• [Supplied material]:
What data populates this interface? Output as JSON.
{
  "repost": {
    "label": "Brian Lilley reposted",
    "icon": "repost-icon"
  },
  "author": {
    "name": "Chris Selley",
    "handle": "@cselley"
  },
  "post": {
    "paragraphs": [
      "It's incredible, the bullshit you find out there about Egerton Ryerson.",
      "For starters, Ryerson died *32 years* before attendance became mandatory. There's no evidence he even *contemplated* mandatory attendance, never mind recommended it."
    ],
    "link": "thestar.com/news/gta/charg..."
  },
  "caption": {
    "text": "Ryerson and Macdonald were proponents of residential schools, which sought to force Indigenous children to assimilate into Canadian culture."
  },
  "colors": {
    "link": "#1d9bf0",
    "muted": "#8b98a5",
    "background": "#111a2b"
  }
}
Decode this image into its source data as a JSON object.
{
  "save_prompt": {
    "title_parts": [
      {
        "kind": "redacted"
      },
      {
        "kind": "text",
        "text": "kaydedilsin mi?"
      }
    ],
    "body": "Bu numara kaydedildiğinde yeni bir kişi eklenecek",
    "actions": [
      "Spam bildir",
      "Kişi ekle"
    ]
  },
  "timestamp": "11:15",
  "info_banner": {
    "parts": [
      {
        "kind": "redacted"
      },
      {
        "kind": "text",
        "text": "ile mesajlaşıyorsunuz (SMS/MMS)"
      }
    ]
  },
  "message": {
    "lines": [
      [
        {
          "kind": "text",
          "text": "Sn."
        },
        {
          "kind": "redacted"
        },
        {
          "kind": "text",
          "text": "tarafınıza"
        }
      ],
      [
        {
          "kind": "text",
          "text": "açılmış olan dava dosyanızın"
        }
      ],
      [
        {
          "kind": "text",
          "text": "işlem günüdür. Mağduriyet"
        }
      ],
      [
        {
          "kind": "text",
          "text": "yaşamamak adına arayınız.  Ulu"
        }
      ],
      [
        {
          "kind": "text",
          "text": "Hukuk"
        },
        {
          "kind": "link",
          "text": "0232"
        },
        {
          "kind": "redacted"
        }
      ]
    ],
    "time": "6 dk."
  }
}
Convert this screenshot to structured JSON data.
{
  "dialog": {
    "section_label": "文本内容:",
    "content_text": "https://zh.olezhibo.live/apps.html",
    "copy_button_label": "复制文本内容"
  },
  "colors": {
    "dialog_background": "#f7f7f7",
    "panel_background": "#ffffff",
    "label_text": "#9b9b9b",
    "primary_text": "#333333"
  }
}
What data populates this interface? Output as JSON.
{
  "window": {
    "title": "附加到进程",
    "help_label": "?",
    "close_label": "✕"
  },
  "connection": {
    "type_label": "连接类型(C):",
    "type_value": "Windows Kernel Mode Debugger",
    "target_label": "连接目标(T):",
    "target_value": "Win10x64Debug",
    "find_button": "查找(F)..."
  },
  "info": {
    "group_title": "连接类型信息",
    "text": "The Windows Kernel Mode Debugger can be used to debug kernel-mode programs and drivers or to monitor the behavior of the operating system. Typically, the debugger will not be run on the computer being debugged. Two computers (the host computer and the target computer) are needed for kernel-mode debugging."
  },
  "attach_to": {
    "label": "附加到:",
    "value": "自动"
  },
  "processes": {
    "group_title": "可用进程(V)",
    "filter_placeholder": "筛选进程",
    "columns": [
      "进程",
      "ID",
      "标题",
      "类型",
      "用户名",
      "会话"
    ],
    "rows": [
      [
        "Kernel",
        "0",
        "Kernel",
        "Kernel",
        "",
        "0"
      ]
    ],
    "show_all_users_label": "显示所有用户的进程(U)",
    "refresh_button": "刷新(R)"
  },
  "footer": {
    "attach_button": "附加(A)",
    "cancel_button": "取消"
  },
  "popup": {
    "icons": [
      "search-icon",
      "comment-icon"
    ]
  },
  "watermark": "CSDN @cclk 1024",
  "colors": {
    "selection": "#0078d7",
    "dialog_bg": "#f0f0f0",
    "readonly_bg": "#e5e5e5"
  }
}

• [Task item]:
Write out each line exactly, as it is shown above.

• [Exercise solution]:
What data populates this interface? Output as JSON.
{
  "repost": {
    "label": "Brian Lilley reposted",
    "icon": "repost-icon"
  },
  "author": {
    "name": "Chris Selley",
    "handle": "@cselley"
  },
  "post": {
    "paragraphs": [
      "It's incredible, the bullshit you find out there about Egerton Ryerson.",
      "For starters, Ryerson died *32 years* before attendance became mandatory. There's no evidence he even *contemplated* mandatory attendance, never mind recommended it."
    ],
    "link": "thestar.com/news/gta/charg..."
  },
  "caption": {
    "text": "Ryerson and Macdonald were proponents of residential schools, which sought to force Indigenous children to assimilate into Canadian culture."
  },
  "colors": {
    "link": "#1d9bf0",
    "muted": "#8b98a5",
    "background": "#111a2b"
  }
}
Decode this image into its source data as a JSON object.
{
  "save_prompt": {
    "title_parts": [
      {
        "kind": "redacted"
      },
      {
        "kind": "text",
        "text": "kaydedilsin mi?"
      }
    ],
    "body": "Bu numara kaydedildiğinde yeni bir kişi eklenecek",
    "actions": [
      "Spam bildir",
      "Kişi ekle"
    ]
  },
  "timestamp": "11:15",
  "info_banner": {
    "parts": [
      {
        "kind": "redacted"
      },
      {
        "kind": "text",
        "text": "ile mesajlaşıyorsunuz (SMS/MMS)"
      }
    ]
  },
  "message": {
    "lines": [
      [
        {
          "kind": "text",
          "text": "Sn."
        },
        {
          "kind": "redacted"
        },
        {
          "kind": "text",
          "text": "tarafınıza"
        }
      ],
      [
        {
          "kind": "text",
          "text": "açılmış olan dava dosyanızın"
        }
      ],
      [
        {
          "kind": "text",
          "text": "işlem günüdür. Mağduriyet"
        }
      ],
      [
        {
          "kind": "text",
          "text": "yaşamamak adına arayınız.  Ulu"
        }
      ],
      [
        {
          "kind": "text",
          "text": "Hukuk"
        },
        {
          "kind": "link",
          "text": "0232"
        },
        {
          "kind": "redacted"
        }
      ]
    ],
    "time": "6 dk."
  }
}
Convert this screenshot to structured JSON data.
{
  "dialog": {
    "section_label": "文本内容:",
    "content_text": "https://zh.olezhibo.live/apps.html",
    "copy_button_label": "复制文本内容"
  },
  "colors": {
    "dialog_background": "#f7f7f7",
    "panel_background": "#ffffff",
    "label_text": "#9b9b9b",
    "primary_text": "#333333"
  }
}
What data populates this interface? Output as JSON.
{
  "window": {
    "title": "附加到进程",
    "help_label": "?",
    "close_label": "✕"
  },
  "connection": {
    "type_label": "连接类型(C):",
    "type_value": "Windows Kernel Mode Debugger",
    "target_label": "连接目标(T):",
    "target_value": "Win10x64Debug",
    "find_button": "查找(F)..."
  },
  "info": {
    "group_title": "连接类型信息",
    "text": "The Windows Kernel Mode Debugger can be used to debug kernel-mode programs and drivers or to monitor the behavior of the operating system. Typically, the debugger will not be run on the computer being debugged. Two computers (the host computer and the target computer) are needed for kernel-mode debugging."
  },
  "attach_to": {
    "label": "附加到:",
    "value": "自动"
  },
  "processes": {
    "group_title": "可用进程(V)",
    "filter_placeholder": "筛选进程",
    "columns": [
      "进程",
      "ID",
      "标题",
      "类型",
      "用户名",
      "会话"
    ],
    "rows": [
      [
        "Kernel",
        "0",
        "Kernel",
        "Kernel",
        "",
        "0"
      ]
    ],
    "show_all_users_label": "显示所有用户的进程(U)",
    "refresh_button": "刷新(R)"
  },
  "footer": {
    "attach_button": "附加(A)",
    "cancel_button": "取消"
  },
  "popup": {
    "icons": [
      "search-icon",
      "comment-icon"
    ]
  },
  "watermark": "CSDN @cclk 1024",
  "colors": {
    "selection": "#0078d7",
    "dialog_bg": "#f0f0f0",
    "readonly_bg": "#e5e5e5"
  }
}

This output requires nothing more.